_Your task_: Go through the data below and copy each line that includes "while".

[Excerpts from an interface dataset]
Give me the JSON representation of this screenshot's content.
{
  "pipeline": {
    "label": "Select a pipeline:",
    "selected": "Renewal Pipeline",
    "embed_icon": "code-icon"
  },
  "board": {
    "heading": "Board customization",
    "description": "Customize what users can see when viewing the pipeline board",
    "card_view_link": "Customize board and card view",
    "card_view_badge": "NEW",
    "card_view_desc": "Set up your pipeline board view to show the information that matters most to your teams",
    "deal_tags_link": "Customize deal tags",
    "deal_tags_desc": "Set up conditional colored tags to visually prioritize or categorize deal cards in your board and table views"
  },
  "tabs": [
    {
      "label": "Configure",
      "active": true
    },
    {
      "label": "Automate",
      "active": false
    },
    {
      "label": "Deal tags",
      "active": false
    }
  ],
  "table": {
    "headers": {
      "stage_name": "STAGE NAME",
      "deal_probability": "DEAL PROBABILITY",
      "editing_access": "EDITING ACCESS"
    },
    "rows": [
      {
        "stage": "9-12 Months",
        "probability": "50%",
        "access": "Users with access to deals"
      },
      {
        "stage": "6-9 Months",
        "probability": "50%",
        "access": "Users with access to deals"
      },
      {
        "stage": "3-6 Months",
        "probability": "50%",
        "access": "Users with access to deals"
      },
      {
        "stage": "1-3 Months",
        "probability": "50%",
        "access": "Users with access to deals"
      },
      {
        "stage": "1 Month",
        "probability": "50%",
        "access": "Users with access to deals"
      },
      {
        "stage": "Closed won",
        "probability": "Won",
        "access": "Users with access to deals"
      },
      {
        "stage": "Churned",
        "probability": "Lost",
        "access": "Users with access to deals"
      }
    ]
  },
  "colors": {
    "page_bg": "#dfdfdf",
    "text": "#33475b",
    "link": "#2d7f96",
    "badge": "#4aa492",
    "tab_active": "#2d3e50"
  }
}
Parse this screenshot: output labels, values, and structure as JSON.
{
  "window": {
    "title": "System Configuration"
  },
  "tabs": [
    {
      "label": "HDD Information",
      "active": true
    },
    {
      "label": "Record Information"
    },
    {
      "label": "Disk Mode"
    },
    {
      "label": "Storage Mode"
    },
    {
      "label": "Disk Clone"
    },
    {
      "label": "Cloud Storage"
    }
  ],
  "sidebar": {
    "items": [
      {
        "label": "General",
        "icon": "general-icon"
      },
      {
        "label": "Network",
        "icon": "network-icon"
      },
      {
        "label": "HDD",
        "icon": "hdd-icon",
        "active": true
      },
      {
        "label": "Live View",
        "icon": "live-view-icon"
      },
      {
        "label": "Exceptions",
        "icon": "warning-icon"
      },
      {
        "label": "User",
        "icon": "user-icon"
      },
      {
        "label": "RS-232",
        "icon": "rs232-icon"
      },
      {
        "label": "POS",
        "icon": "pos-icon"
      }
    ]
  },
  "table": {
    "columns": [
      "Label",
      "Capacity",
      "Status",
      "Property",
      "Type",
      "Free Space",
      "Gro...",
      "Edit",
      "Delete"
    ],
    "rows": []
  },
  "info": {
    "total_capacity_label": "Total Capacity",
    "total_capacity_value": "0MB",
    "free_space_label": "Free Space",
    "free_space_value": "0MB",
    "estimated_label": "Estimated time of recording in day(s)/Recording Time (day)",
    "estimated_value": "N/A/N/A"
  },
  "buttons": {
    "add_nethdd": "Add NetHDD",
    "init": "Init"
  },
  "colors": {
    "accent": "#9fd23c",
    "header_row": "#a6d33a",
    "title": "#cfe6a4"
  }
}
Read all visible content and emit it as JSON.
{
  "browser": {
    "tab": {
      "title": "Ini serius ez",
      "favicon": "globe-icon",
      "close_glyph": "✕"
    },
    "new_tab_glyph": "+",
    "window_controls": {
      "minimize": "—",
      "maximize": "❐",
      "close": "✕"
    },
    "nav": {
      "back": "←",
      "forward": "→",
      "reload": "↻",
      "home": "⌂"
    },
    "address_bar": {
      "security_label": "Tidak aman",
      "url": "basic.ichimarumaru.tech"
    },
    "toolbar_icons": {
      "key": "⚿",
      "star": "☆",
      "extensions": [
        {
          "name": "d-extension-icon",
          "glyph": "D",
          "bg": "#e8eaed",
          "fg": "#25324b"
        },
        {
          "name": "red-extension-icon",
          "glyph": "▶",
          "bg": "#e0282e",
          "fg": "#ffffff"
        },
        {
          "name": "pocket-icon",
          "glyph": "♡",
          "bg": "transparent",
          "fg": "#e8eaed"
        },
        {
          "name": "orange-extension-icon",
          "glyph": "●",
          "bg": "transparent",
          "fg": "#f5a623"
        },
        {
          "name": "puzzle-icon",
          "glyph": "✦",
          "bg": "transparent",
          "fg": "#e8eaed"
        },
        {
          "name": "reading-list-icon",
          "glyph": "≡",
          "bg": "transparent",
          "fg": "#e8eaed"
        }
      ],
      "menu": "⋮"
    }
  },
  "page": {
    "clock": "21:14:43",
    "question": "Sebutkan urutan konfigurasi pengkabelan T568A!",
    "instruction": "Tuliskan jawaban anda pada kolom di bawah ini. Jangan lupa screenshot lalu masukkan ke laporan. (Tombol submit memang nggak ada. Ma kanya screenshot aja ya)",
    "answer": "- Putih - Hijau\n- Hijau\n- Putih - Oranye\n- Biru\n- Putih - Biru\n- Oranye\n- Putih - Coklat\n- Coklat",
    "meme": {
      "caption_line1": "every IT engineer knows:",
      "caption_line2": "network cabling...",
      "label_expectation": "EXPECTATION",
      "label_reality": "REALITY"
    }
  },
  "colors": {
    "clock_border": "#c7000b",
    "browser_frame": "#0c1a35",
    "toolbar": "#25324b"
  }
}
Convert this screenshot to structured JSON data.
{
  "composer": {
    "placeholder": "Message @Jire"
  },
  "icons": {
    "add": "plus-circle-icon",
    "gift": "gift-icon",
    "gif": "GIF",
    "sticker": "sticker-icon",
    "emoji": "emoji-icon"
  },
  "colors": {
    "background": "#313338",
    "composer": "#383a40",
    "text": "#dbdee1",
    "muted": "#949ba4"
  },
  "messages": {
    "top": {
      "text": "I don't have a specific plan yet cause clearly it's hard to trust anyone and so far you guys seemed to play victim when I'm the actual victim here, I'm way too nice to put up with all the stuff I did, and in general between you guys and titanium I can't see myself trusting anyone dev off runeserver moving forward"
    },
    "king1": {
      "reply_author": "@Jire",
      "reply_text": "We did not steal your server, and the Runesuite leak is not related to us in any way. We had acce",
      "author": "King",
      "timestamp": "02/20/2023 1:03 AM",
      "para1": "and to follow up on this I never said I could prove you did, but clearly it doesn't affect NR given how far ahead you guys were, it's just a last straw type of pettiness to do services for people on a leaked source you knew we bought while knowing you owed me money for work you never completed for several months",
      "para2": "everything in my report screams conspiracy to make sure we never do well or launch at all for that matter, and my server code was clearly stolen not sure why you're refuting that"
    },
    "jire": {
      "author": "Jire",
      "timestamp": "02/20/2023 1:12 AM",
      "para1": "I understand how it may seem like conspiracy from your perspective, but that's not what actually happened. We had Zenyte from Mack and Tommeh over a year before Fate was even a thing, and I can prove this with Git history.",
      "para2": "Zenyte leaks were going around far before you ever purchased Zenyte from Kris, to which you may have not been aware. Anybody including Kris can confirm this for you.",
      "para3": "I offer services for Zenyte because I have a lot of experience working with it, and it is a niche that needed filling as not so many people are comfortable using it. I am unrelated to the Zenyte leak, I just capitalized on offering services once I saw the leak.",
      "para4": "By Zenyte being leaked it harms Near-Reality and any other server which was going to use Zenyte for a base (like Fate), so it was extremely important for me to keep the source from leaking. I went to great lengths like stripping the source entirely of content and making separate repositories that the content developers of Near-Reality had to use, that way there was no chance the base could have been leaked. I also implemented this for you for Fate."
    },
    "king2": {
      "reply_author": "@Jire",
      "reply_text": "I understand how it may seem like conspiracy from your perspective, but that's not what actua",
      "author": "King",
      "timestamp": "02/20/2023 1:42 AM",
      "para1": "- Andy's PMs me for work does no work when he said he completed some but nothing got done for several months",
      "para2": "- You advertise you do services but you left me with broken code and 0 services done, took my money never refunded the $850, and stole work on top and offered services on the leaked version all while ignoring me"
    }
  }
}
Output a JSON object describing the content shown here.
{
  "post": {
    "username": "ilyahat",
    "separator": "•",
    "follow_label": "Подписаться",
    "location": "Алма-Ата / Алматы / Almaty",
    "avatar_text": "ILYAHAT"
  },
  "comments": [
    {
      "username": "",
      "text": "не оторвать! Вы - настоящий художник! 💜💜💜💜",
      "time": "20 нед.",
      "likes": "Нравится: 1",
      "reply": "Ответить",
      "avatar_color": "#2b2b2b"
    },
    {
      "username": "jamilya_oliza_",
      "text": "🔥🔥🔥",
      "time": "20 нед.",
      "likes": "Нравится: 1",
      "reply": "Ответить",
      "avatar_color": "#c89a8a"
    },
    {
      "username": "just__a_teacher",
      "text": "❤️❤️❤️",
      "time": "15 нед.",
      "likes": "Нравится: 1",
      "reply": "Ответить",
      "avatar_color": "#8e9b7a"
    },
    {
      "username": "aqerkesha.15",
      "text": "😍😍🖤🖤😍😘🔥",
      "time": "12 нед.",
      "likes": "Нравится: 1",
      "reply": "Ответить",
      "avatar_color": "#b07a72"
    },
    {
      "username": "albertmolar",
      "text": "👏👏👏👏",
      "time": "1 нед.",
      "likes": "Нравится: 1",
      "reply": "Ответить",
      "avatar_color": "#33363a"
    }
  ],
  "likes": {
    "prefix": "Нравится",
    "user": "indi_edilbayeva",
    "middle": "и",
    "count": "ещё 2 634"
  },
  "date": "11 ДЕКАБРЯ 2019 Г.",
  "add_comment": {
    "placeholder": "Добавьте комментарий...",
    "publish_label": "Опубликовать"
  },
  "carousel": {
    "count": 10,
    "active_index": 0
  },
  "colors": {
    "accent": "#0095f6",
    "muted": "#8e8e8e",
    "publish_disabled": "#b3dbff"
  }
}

_Task result_:
      "para1": "and to follow up on this I never said I could prove you did, but clearly it doesn't affect NR given how far ahead you guys were, it's just a last straw type of pettiness to do services for people on a leaked source you knew we bought while knowing you owed me money for work you never completed for several months",
      "para2": "- You advertise you do services but you left me with broken code and 0 services done, took my money never refunded the $850, and stole work on top and offered services on the leaked version all while ignoring me"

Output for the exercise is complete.